▶ _Input material_:
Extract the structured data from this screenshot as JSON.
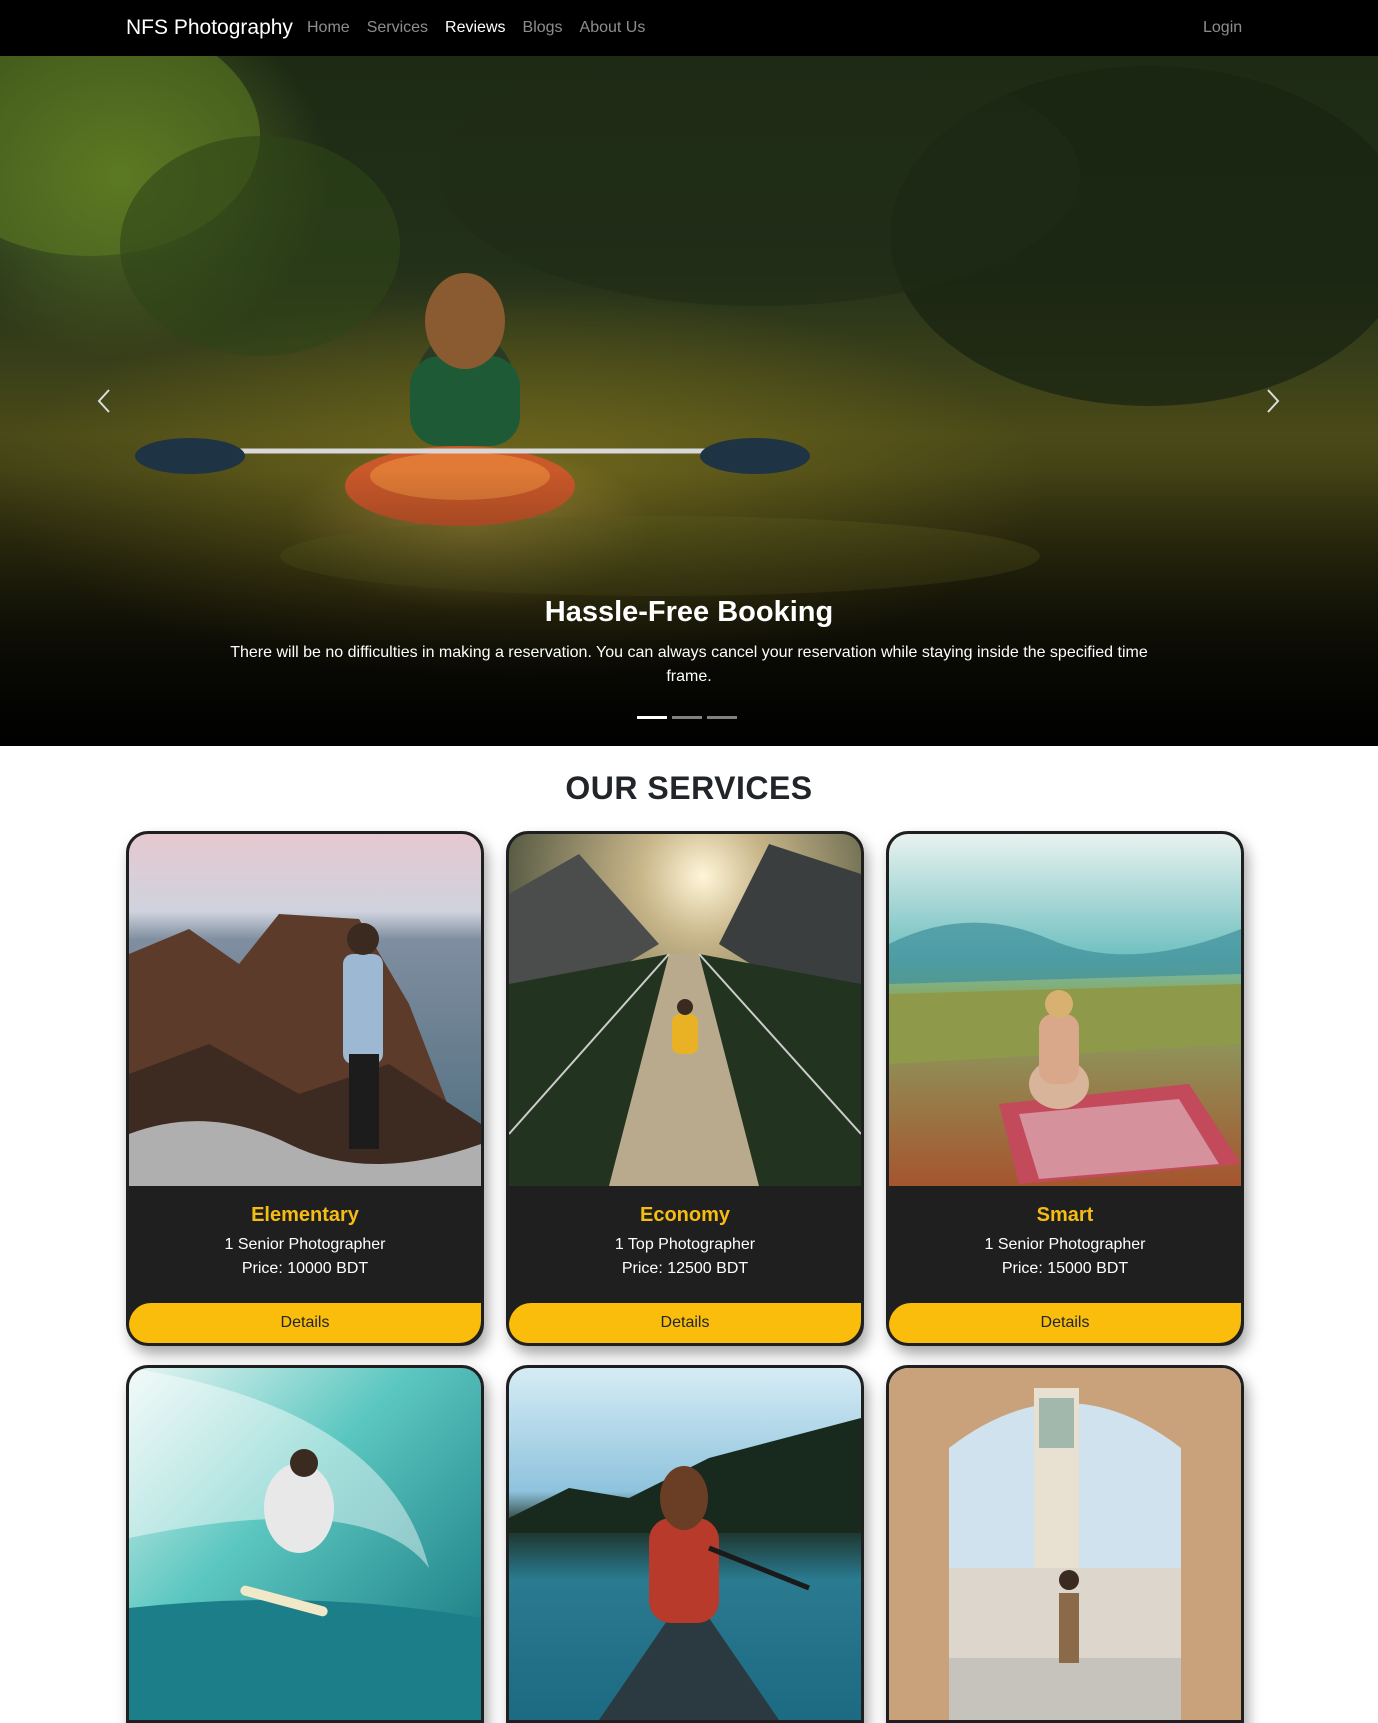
{
  "navbar": {
    "brand": "NFS Photography",
    "links": [
      "Home",
      "Services",
      "Reviews",
      "Blogs",
      "About Us"
    ],
    "active_link": "Reviews",
    "login": "Login"
  },
  "hero": {
    "title": "Hassle-Free Booking",
    "text": "There will be no difficulties in making a reservation. You can always cancel your reservation while staying inside the specified time frame.",
    "slide_count": 3,
    "active_slide": 1,
    "prev_icon": "chevron-left-icon",
    "next_icon": "chevron-right-icon"
  },
  "services": {
    "heading": "OUR SERVICES",
    "cards": [
      {
        "title": "Elementary",
        "line1": "1 Senior Photographer",
        "line2": "Price: 10000 BDT",
        "button": "Details"
      },
      {
        "title": "Economy",
        "line1": "1 Top Photographer",
        "line2": "Price: 12500 BDT",
        "button": "Details"
      },
      {
        "title": "Smart",
        "line1": "1 Senior Photographer",
        "line2": "Price: 15000 BDT",
        "button": "Details"
      }
    ]
  },
  "colors": {
    "navbar_bg": "#000000",
    "card_bg": "#1f1f1f",
    "accent": "#fbbd0b",
    "card_title": "#f5bd13"
  }
}
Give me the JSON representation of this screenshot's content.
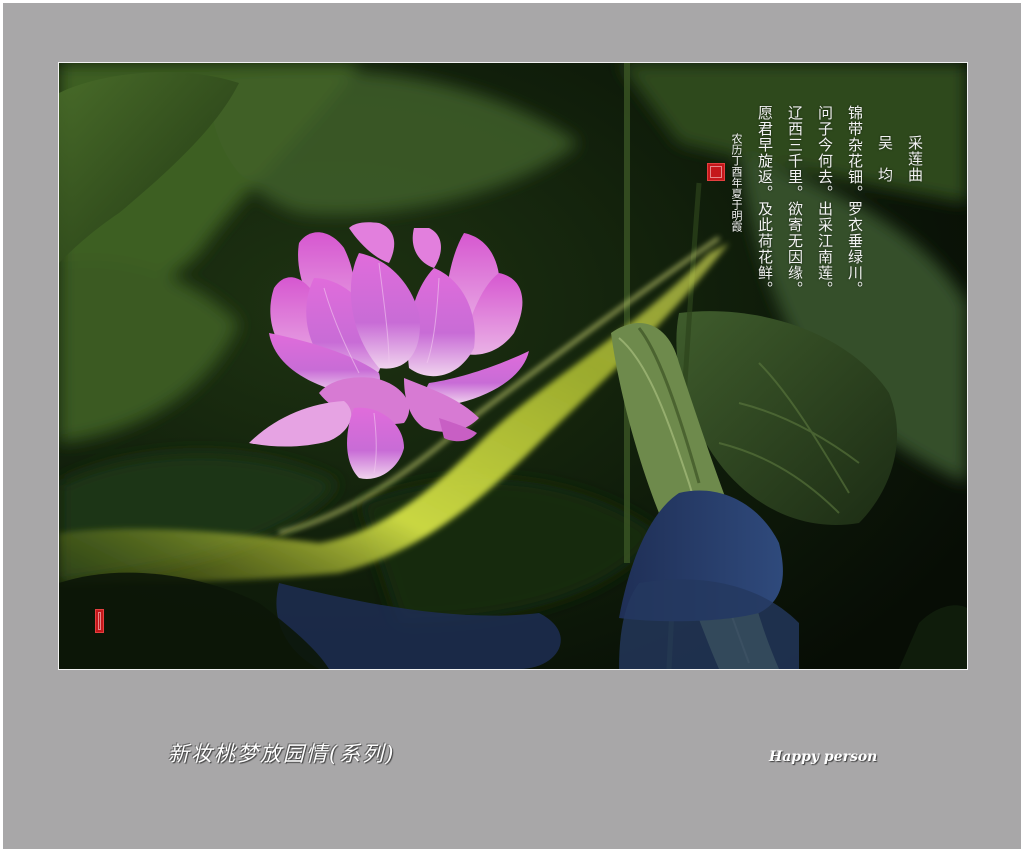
{
  "poem": {
    "title": "采莲曲",
    "author": "吴 均",
    "lines": [
      "锦带杂花钿。罗衣垂绿川。",
      "问子今何去。出采江南莲。",
      "辽西三千里。欲寄无因缘。",
      "愿君早旋返。及此荷花鲜。"
    ],
    "inscription": "农历丁酉年夏于明霞"
  },
  "captions": {
    "series_title": "新妆桃梦放园情(系列)",
    "signature": "Happy person"
  },
  "colors": {
    "frame": "#a8a7a8",
    "seal": "#c5171b",
    "lotus": "#d86fd6",
    "leaf_dark": "#13240d",
    "light_ribbon": "#d6e24a"
  }
}
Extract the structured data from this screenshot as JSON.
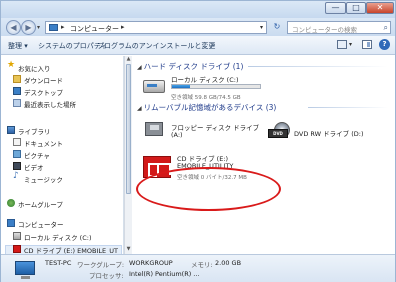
{
  "window": {
    "controls": {
      "minimize": "—",
      "maximize": "□",
      "close": "✕"
    }
  },
  "address_bar": {
    "back_icon": "back-arrow-icon",
    "forward_icon": "forward-arrow-icon",
    "path_separator": "▸",
    "path": "コンピューター",
    "refresh_glyph": "↻",
    "search_placeholder": "コンピューターの検索",
    "search_glyph": "⌕"
  },
  "command_bar": {
    "organize": "整理 ▾",
    "system_properties": "システムのプロパティ",
    "uninstall": "プログラムのアンインストールと変更",
    "more": "»"
  },
  "nav_pane": {
    "favorites": {
      "label": "お気に入り",
      "items": [
        "ダウンロード",
        "デスクトップ",
        "最近表示した場所"
      ]
    },
    "libraries": {
      "label": "ライブラリ",
      "items": [
        "ドキュメント",
        "ピクチャ",
        "ビデオ",
        "ミュージック"
      ]
    },
    "homegroup": "ホームグループ",
    "computer": {
      "label": "コンピューター",
      "items": [
        "ローカル ディスク (C:)",
        "CD ドライブ (E:) EMOBILE_UT"
      ]
    }
  },
  "content": {
    "hdd_group": "ハード ディスク ドライブ (1)",
    "local_disk": {
      "name": "ローカル ディスク (C:)",
      "info": "空き領域 59.8 GB/74.5 GB",
      "used_fraction": 0.2
    },
    "removable_group": "リムーバブル記憶域があるデバイス (3)",
    "floppy": {
      "name": "フロッピー ディスク ドライブ",
      "sub": "(A:)"
    },
    "dvd": {
      "name": "DVD RW ドライブ (D:)",
      "badge": "DVD"
    },
    "cd": {
      "name": "CD ドライブ (E:)",
      "label": "EMOBILE_UTILITY",
      "info": "空き領域 0 バイト/32.7 MB"
    }
  },
  "details": {
    "pc_name": "TEST-PC",
    "workgroup_key": "ワークグループ:",
    "workgroup": "WORKGROUP",
    "memory_key": "メモリ:",
    "memory": "2.00 GB",
    "processor_key": "プロセッサ:",
    "processor": "Intel(R) Pentium(R) ..."
  },
  "colors": {
    "highlight_ellipse": "#d91a1a",
    "emobile_red": "#d21a1a"
  }
}
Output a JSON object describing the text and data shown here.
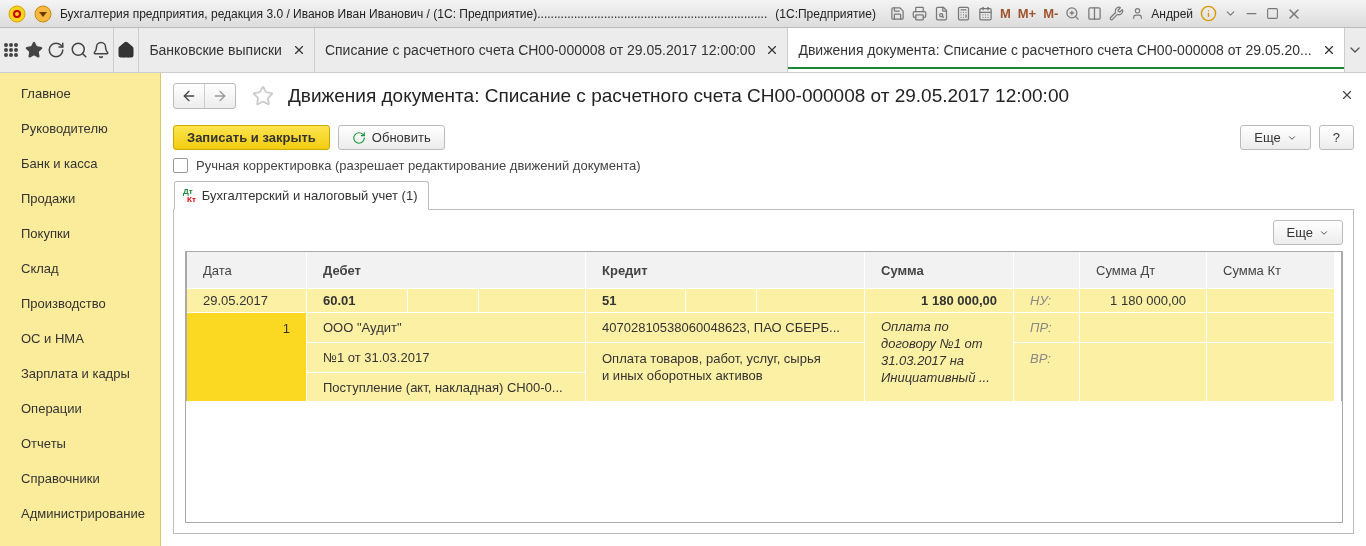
{
  "title_bar": {
    "title": "Бухгалтерия предприятия, редакция 3.0 / Иванов Иван Иванович / (1С: Предприятие).....................................................................",
    "mode": "(1С:Предприятие)",
    "memory_buttons": [
      "M",
      "M+",
      "M-"
    ],
    "user": "Андрей"
  },
  "open_tabs": [
    {
      "label": "Банковские выписки",
      "selected": false
    },
    {
      "label": "Списание с расчетного счета СН00-000008 от 29.05.2017 12:00:00",
      "selected": false
    },
    {
      "label": "Движения документа: Списание с расчетного счета СН00-000008 от 29.05.20...",
      "selected": true
    }
  ],
  "sidebar": {
    "items": [
      "Главное",
      "Руководителю",
      "Банк и касса",
      "Продажи",
      "Покупки",
      "Склад",
      "Производство",
      "ОС и НМА",
      "Зарплата и кадры",
      "Операции",
      "Отчеты",
      "Справочники",
      "Администрирование"
    ]
  },
  "form": {
    "title": "Движения документа: Списание с расчетного счета СН00-000008 от 29.05.2017 12:00:00",
    "favorite": false,
    "save_button": "Записать и закрыть",
    "refresh_button": "Обновить",
    "more_button": "Еще",
    "help_button": "?",
    "manual_edit": {
      "label": "Ручная корректировка (разрешает редактирование движений документа)",
      "checked": false
    },
    "tab": {
      "label": "Бухгалтерский и налоговый учет (1)",
      "badge_top": "Дт",
      "badge_bottom": "Кт"
    },
    "table_more_button": "Еще",
    "columns": [
      "Дата",
      "Дебет",
      "Кредит",
      "Сумма",
      "Сумма Дт",
      "Сумма Кт"
    ],
    "entry": {
      "date": "29.05.2017",
      "number": "1",
      "debit_account": "60.01",
      "debit_details": [
        "ООО \"Аудит\"",
        "№1 от 31.03.2017",
        "Поступление (акт, накладная) СН00-0..."
      ],
      "credit_account": "51",
      "credit_details": [
        "40702810538060048623, ПАО СБЕРБ...",
        "Оплата товаров, работ, услуг, сырья и иных оборотных активов"
      ],
      "amount": "1 180 000,00",
      "content": "Оплата по договору №1 от 31.03.2017 на Инициативный ...",
      "tax_labels": [
        "НУ:",
        "ПР:",
        "ВР:"
      ],
      "amount_dt": "1 180 000,00"
    }
  }
}
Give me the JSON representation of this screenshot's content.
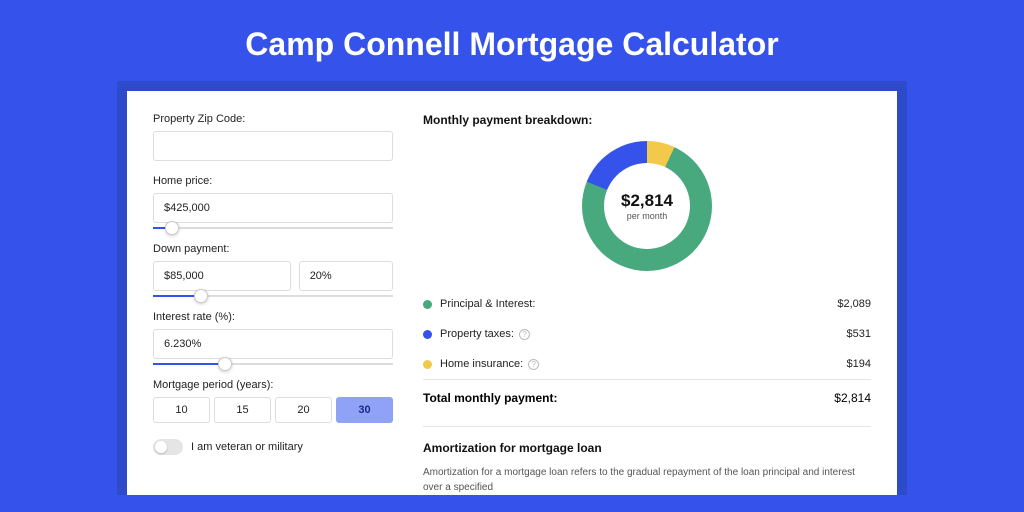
{
  "title": "Camp Connell Mortgage Calculator",
  "form": {
    "zip_label": "Property Zip Code:",
    "zip_value": "",
    "home_price_label": "Home price:",
    "home_price_value": "$425,000",
    "down_payment_label": "Down payment:",
    "down_payment_value": "$85,000",
    "down_payment_pct": "20%",
    "interest_label": "Interest rate (%):",
    "interest_value": "6.230%",
    "period_label": "Mortgage period (years):",
    "periods": [
      "10",
      "15",
      "20",
      "30"
    ],
    "period_selected": "30",
    "veteran_label": "I am veteran or military"
  },
  "sliders": {
    "home_price_fill_pct": 8,
    "down_payment_fill_pct": 20,
    "interest_fill_pct": 30
  },
  "breakdown": {
    "title": "Monthly payment breakdown:",
    "donut_amount": "$2,814",
    "donut_sub": "per month",
    "items": [
      {
        "label": "Principal & Interest:",
        "value": "$2,089",
        "color": "green",
        "info": false
      },
      {
        "label": "Property taxes:",
        "value": "$531",
        "color": "blue",
        "info": true
      },
      {
        "label": "Home insurance:",
        "value": "$194",
        "color": "yellow",
        "info": true
      }
    ],
    "total_label": "Total monthly payment:",
    "total_value": "$2,814"
  },
  "amortization": {
    "title": "Amortization for mortgage loan",
    "body": "Amortization for a mortgage loan refers to the gradual repayment of the loan principal and interest over a specified"
  },
  "chart_data": {
    "type": "pie",
    "title": "Monthly payment breakdown",
    "series": [
      {
        "name": "Principal & Interest",
        "value": 2089,
        "color": "#49a97e"
      },
      {
        "name": "Property taxes",
        "value": 531,
        "color": "#3553eb"
      },
      {
        "name": "Home insurance",
        "value": 194,
        "color": "#f3c94b"
      }
    ],
    "total": 2814,
    "unit": "USD per month"
  }
}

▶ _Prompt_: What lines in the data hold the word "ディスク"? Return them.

▶ _Response_:
        "ローカル ディスク (C:)",
    "hdd_group": "ハード ディスク ドライブ (1)",
      "name": "ローカル ディスク (C:)",
      "name": "フロッピー ディスク ドライブ",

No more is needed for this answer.